> Brief: Restate all entries word for word, minus pictures.

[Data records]

────────

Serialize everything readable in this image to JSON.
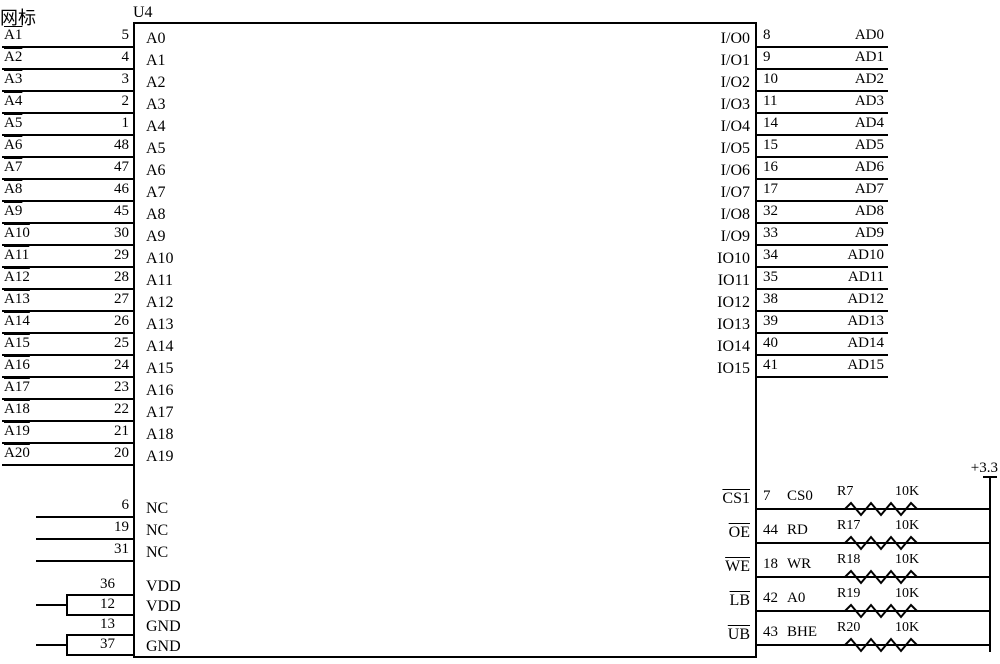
{
  "title_cn": "网标",
  "refdes": "U4",
  "left_address": [
    {
      "net": "A1",
      "pin": "5",
      "name": "A0"
    },
    {
      "net": "A2",
      "pin": "4",
      "name": "A1"
    },
    {
      "net": "A3",
      "pin": "3",
      "name": "A2"
    },
    {
      "net": "A4",
      "pin": "2",
      "name": "A3"
    },
    {
      "net": "A5",
      "pin": "1",
      "name": "A4"
    },
    {
      "net": "A6",
      "pin": "48",
      "name": "A5"
    },
    {
      "net": "A7",
      "pin": "47",
      "name": "A6"
    },
    {
      "net": "A8",
      "pin": "46",
      "name": "A7"
    },
    {
      "net": "A9",
      "pin": "45",
      "name": "A8"
    },
    {
      "net": "A10",
      "pin": "30",
      "name": "A9"
    },
    {
      "net": "A11",
      "pin": "29",
      "name": "A10"
    },
    {
      "net": "A12",
      "pin": "28",
      "name": "A11"
    },
    {
      "net": "A13",
      "pin": "27",
      "name": "A12"
    },
    {
      "net": "A14",
      "pin": "26",
      "name": "A13"
    },
    {
      "net": "A15",
      "pin": "25",
      "name": "A14"
    },
    {
      "net": "A16",
      "pin": "24",
      "name": "A15"
    },
    {
      "net": "A17",
      "pin": "23",
      "name": "A16"
    },
    {
      "net": "A18",
      "pin": "22",
      "name": "A17"
    },
    {
      "net": "A19",
      "pin": "21",
      "name": "A18"
    },
    {
      "net": "A20",
      "pin": "20",
      "name": "A19"
    }
  ],
  "left_nc": [
    {
      "pin": "6",
      "name": "NC"
    },
    {
      "pin": "19",
      "name": "NC"
    },
    {
      "pin": "31",
      "name": "NC"
    }
  ],
  "left_power": [
    {
      "pin": "36",
      "name": "VDD"
    },
    {
      "pin": "12",
      "name": "VDD"
    },
    {
      "pin": "13",
      "name": "GND"
    },
    {
      "pin": "37",
      "name": "GND"
    }
  ],
  "right_io": [
    {
      "pin": "8",
      "name": "I/O0",
      "net": "AD0"
    },
    {
      "pin": "9",
      "name": "I/O1",
      "net": "AD1"
    },
    {
      "pin": "10",
      "name": "I/O2",
      "net": "AD2"
    },
    {
      "pin": "11",
      "name": "I/O3",
      "net": "AD3"
    },
    {
      "pin": "14",
      "name": "I/O4",
      "net": "AD4"
    },
    {
      "pin": "15",
      "name": "I/O5",
      "net": "AD5"
    },
    {
      "pin": "16",
      "name": "I/O6",
      "net": "AD6"
    },
    {
      "pin": "17",
      "name": "I/O7",
      "net": "AD7"
    },
    {
      "pin": "32",
      "name": "I/O8",
      "net": "AD8"
    },
    {
      "pin": "33",
      "name": "I/O9",
      "net": "AD9"
    },
    {
      "pin": "34",
      "name": "IO10",
      "net": "AD10"
    },
    {
      "pin": "35",
      "name": "IO11",
      "net": "AD11"
    },
    {
      "pin": "38",
      "name": "IO12",
      "net": "AD12"
    },
    {
      "pin": "39",
      "name": "IO13",
      "net": "AD13"
    },
    {
      "pin": "40",
      "name": "IO14",
      "net": "AD14"
    },
    {
      "pin": "41",
      "name": "IO15",
      "net": "AD15"
    }
  ],
  "right_ctrl": [
    {
      "pin": "7",
      "name": "CS1",
      "bar": true,
      "net": "CS0",
      "ref": "R7",
      "val": "10K"
    },
    {
      "pin": "44",
      "name": "OE",
      "bar": true,
      "net": "RD",
      "ref": "R17",
      "val": "10K"
    },
    {
      "pin": "18",
      "name": "WE",
      "bar": true,
      "net": "WR",
      "ref": "R18",
      "val": "10K"
    },
    {
      "pin": "42",
      "name": "LB",
      "bar": true,
      "net": "A0",
      "ref": "R19",
      "val": "10K"
    },
    {
      "pin": "43",
      "name": "UB",
      "bar": true,
      "net": "BHE",
      "ref": "R20",
      "val": "10K"
    }
  ],
  "vcc_label": "+3.3"
}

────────

> Answer to this task:
Serialize everything readable in this image to JSON.
{
  "title_cn": "网标",
  "refdes": "U4",
  "left_address": [
    {
      "net": "A1",
      "pin": "5",
      "name": "A0"
    },
    {
      "net": "A2",
      "pin": "4",
      "name": "A1"
    },
    {
      "net": "A3",
      "pin": "3",
      "name": "A2"
    },
    {
      "net": "A4",
      "pin": "2",
      "name": "A3"
    },
    {
      "net": "A5",
      "pin": "1",
      "name": "A4"
    },
    {
      "net": "A6",
      "pin": "48",
      "name": "A5"
    },
    {
      "net": "A7",
      "pin": "47",
      "name": "A6"
    },
    {
      "net": "A8",
      "pin": "46",
      "name": "A7"
    },
    {
      "net": "A9",
      "pin": "45",
      "name": "A8"
    },
    {
      "net": "A10",
      "pin": "30",
      "name": "A9"
    },
    {
      "net": "A11",
      "pin": "29",
      "name": "A10"
    },
    {
      "net": "A12",
      "pin": "28",
      "name": "A11"
    },
    {
      "net": "A13",
      "pin": "27",
      "name": "A12"
    },
    {
      "net": "A14",
      "pin": "26",
      "name": "A13"
    },
    {
      "net": "A15",
      "pin": "25",
      "name": "A14"
    },
    {
      "net": "A16",
      "pin": "24",
      "name": "A15"
    },
    {
      "net": "A17",
      "pin": "23",
      "name": "A16"
    },
    {
      "net": "A18",
      "pin": "22",
      "name": "A17"
    },
    {
      "net": "A19",
      "pin": "21",
      "name": "A18"
    },
    {
      "net": "A20",
      "pin": "20",
      "name": "A19"
    }
  ],
  "left_nc": [
    {
      "pin": "6",
      "name": "NC"
    },
    {
      "pin": "19",
      "name": "NC"
    },
    {
      "pin": "31",
      "name": "NC"
    }
  ],
  "left_power": [
    {
      "pin": "36",
      "name": "VDD"
    },
    {
      "pin": "12",
      "name": "VDD"
    },
    {
      "pin": "13",
      "name": "GND"
    },
    {
      "pin": "37",
      "name": "GND"
    }
  ],
  "right_io": [
    {
      "pin": "8",
      "name": "I/O0",
      "net": "AD0"
    },
    {
      "pin": "9",
      "name": "I/O1",
      "net": "AD1"
    },
    {
      "pin": "10",
      "name": "I/O2",
      "net": "AD2"
    },
    {
      "pin": "11",
      "name": "I/O3",
      "net": "AD3"
    },
    {
      "pin": "14",
      "name": "I/O4",
      "net": "AD4"
    },
    {
      "pin": "15",
      "name": "I/O5",
      "net": "AD5"
    },
    {
      "pin": "16",
      "name": "I/O6",
      "net": "AD6"
    },
    {
      "pin": "17",
      "name": "I/O7",
      "net": "AD7"
    },
    {
      "pin": "32",
      "name": "I/O8",
      "net": "AD8"
    },
    {
      "pin": "33",
      "name": "I/O9",
      "net": "AD9"
    },
    {
      "pin": "34",
      "name": "IO10",
      "net": "AD10"
    },
    {
      "pin": "35",
      "name": "IO11",
      "net": "AD11"
    },
    {
      "pin": "38",
      "name": "IO12",
      "net": "AD12"
    },
    {
      "pin": "39",
      "name": "IO13",
      "net": "AD13"
    },
    {
      "pin": "40",
      "name": "IO14",
      "net": "AD14"
    },
    {
      "pin": "41",
      "name": "IO15",
      "net": "AD15"
    }
  ],
  "right_ctrl": [
    {
      "pin": "7",
      "name": "CS1",
      "bar": true,
      "net": "CS0",
      "ref": "R7",
      "val": "10K"
    },
    {
      "pin": "44",
      "name": "OE",
      "bar": true,
      "net": "RD",
      "ref": "R17",
      "val": "10K"
    },
    {
      "pin": "18",
      "name": "WE",
      "bar": true,
      "net": "WR",
      "ref": "R18",
      "val": "10K"
    },
    {
      "pin": "42",
      "name": "LB",
      "bar": true,
      "net": "A0",
      "ref": "R19",
      "val": "10K"
    },
    {
      "pin": "43",
      "name": "UB",
      "bar": true,
      "net": "BHE",
      "ref": "R20",
      "val": "10K"
    }
  ],
  "vcc_label": "+3.3"
}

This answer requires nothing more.